Cyberspace is chock-full of scammers trying to steal our money and even our identities. Most of us know how to avoid the common scam come-ons, but there are always new ones popping up. One of the latest dangers is called "smishing."
Smishing is similar to "phishing," in which you receive an email that seems to be from a reputable source, asking for your credit card data, password, or other private information. Only instead of an email, smishing takes place through the SMS text messages you receive on your cell phone.
Spotting a Smish
An incoming smishing attempt will probably look like it's been sent by a bank or a familiar company, or perhaps a lottery-prize notification service. In phishing emails, you can sometimes spot typos or sloppy writing that will tip you off that the source is a fraudster (though many emails will look absolutely convincing). With smishing, though, the content is more limited and it can be hard to tell a fake from the real thing -- except, of course, for the fact that banks, companies, and lotteries typically won't text you.
Washington State Attorney General Rob McKenna advises: "Ignore texts that look like they're coming from your bank or credit card... Flip over your credit or ATM card and call the number on the back. If there's a problem with your account, that's the best way to find out."
Sorry, You Didn't Win
Some big scams making the rounds these days are trying to lure naïve consumers with promises of $1,000 gift certificates to Best Buy (BBY), Walmart (WMT) or Target (TGT). The appeal is clear. Who among us, after all, doesn't need a bigger, thinner, shinier TV? Or a new computer or camera?
The text might announce, "Congratulations, you've won!" and might invite you to enter a code to claim a prize. You may be given a toll-free number to call, or asked to reply to the text. It might have a link for you to click, as well.
All of these are ways for the con artist to seek out suckers. If you respond, he'll know he has a live one on the line and will proceed to extract personal information from you. Or, you may be asked to wire some money before you receive your big check. Clicking on the link might even install a virus on your cell phone.
Retailers whose names are used in these scams are understandably unhappy about it.
A Walmart representative, for example, has explained that the company does not send out text messages seeking personal information. A Best Buy spokesperson noted that, "Best Buy continues to pursue the individuals and entities responsible for using Best Buy's trademark without authorization. We share the frustration of our customers, and are taking efforts that will put an end to this unauthorized use."
ABCs from the BBB
The Better Business Bureau has issued warnings about this kind of scam. Here's some advice from the BBB:
- Don't fall for it. Know that retailers or others generally don't just give away very valuable gift cards or products for free. If it seems too good to be true, it probably is.
- Don't reply. Delete the message, without replying. If the text includes a phone number, don't call it. You'll just be calling attention to yourself as a potential victim to target. Don't click any links, as they could leave dangerous files on your phone or other device.
- Don't give up your personal information. You may be told that your information is needed in order to release a prize to you.
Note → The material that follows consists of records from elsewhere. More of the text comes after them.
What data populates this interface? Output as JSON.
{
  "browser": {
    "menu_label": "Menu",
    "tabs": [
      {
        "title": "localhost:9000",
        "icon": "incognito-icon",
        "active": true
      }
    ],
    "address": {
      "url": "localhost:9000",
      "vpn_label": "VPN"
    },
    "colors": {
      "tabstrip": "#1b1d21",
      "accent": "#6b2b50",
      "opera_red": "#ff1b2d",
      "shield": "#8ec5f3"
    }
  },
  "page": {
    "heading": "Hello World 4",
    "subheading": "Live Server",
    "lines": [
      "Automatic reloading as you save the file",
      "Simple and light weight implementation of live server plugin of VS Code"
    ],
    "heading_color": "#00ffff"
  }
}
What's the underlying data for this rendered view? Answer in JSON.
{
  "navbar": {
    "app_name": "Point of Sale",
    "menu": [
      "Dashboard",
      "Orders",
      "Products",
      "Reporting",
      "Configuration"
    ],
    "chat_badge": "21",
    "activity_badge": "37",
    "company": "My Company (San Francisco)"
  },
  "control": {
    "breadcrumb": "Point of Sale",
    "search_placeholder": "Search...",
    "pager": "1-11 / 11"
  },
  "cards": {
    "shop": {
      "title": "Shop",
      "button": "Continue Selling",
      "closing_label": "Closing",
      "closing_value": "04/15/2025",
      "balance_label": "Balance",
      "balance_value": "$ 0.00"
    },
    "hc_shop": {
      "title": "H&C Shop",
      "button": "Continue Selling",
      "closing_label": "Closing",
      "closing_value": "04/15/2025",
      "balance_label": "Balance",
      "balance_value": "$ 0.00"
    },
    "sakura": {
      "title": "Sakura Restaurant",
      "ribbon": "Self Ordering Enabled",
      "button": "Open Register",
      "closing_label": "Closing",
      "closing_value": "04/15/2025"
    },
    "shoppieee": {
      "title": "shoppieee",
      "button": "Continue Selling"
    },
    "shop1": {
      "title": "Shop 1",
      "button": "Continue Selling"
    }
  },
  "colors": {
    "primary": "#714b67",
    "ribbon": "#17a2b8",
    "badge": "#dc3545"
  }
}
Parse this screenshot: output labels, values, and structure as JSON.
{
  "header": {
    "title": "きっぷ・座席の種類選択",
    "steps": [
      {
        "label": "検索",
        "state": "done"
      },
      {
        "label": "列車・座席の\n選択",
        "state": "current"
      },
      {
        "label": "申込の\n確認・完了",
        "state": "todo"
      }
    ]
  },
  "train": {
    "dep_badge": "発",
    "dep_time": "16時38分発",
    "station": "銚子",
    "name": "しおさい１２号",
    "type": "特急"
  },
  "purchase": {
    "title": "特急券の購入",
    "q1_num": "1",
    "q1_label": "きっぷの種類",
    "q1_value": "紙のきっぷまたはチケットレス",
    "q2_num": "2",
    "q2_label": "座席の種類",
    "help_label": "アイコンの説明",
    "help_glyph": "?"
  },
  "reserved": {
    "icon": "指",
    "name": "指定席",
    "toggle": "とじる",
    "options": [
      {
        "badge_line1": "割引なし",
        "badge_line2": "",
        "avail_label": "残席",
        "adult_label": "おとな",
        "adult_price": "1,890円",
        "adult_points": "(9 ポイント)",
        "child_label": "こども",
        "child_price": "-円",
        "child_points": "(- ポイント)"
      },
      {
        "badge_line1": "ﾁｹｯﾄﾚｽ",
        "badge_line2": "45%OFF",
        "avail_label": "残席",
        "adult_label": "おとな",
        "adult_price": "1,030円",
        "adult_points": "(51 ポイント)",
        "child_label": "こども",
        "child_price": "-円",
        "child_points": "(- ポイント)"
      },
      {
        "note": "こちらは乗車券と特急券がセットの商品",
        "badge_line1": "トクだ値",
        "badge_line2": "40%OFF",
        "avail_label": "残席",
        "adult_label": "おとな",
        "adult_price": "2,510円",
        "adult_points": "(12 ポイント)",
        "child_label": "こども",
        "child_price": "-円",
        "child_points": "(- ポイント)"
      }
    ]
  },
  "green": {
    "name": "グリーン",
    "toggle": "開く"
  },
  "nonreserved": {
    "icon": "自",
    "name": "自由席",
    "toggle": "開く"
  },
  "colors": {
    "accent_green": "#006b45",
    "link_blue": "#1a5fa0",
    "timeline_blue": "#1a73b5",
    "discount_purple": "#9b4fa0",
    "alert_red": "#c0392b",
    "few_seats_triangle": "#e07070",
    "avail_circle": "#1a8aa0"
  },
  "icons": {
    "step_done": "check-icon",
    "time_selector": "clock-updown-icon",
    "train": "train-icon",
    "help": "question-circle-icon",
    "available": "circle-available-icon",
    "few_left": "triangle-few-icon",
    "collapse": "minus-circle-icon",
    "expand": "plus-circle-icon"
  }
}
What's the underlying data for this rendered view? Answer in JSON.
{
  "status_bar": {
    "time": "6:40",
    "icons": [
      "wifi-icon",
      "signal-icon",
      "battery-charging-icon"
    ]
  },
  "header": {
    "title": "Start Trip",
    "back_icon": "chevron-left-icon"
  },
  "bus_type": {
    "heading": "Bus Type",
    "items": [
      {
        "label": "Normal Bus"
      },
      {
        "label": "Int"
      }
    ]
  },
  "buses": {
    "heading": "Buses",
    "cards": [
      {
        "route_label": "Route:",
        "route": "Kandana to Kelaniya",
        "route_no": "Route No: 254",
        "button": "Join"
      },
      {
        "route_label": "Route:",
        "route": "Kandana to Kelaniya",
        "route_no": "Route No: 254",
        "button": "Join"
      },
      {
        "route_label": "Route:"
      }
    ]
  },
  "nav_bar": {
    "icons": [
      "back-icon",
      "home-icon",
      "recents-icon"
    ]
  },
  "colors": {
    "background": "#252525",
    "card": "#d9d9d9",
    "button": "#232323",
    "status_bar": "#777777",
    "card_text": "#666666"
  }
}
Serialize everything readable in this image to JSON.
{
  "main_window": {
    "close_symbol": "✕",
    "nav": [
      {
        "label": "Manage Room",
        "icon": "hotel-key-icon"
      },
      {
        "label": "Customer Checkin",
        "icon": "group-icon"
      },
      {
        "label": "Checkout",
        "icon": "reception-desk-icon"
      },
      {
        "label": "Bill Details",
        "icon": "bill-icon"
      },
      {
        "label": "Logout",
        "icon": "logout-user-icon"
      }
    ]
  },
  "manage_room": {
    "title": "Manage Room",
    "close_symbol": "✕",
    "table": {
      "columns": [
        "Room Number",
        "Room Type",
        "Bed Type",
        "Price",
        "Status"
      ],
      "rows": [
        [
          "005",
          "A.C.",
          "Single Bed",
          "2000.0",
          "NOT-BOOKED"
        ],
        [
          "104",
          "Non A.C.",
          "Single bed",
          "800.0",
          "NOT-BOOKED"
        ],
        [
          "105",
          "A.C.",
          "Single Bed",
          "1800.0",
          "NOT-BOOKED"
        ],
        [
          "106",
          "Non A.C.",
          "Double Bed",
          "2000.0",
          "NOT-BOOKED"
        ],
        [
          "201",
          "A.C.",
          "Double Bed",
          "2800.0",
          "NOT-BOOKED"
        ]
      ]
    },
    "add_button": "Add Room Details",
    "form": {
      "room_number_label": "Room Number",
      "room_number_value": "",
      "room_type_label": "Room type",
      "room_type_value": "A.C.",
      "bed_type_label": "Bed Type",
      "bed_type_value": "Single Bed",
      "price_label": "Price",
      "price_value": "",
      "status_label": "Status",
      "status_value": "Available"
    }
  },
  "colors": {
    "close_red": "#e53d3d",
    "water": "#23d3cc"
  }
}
Don't believe it. Don't give your bank account number or wire money to anyone, either. (Some scammers say you need to send in money for shipping or taxes, for example, before they can send you a big gift.)
- Report it. Call your cell-phone service provider and have the number the text came from blocked. You might have them block all premium text messages, as well.
- If the scammers succeed: If you think you've been a victim of smishing, contact the BBB. They can help you determine if you've been victimized and file a complaint against the perpetrator. You can also file a complaint with the Federal Trade Commission (FTC) at www.ftc.gov or via 1-877-HELP (4357). You should also call your affected credit card companies or banks, to alert them and perhaps cancel accounts and get new ones.
- Be vigilant: Finally, remember to check your credit report regularly, for signs of foul play. You may, after all, have been victimized without even realizing it. You can get a free copy of your credit report from each of the reporting agencies once per year, at www.annualcreditreport.com to look for fraudulent activity, and report the incident to BBB.
These scams can make our lives miserable, but only if we let down our guard. Be informed and proactive. You don't have to be a victim.
Motley Fool contributor Selena Maranjian, whom you can follow on Twitter, owns shares of Walmart, but she holds no other position in any company mentioned. The Motley Fool owns shares of Best Buy. Motley Fool newsletter services have recommended creating a diagonal call position in Walmart.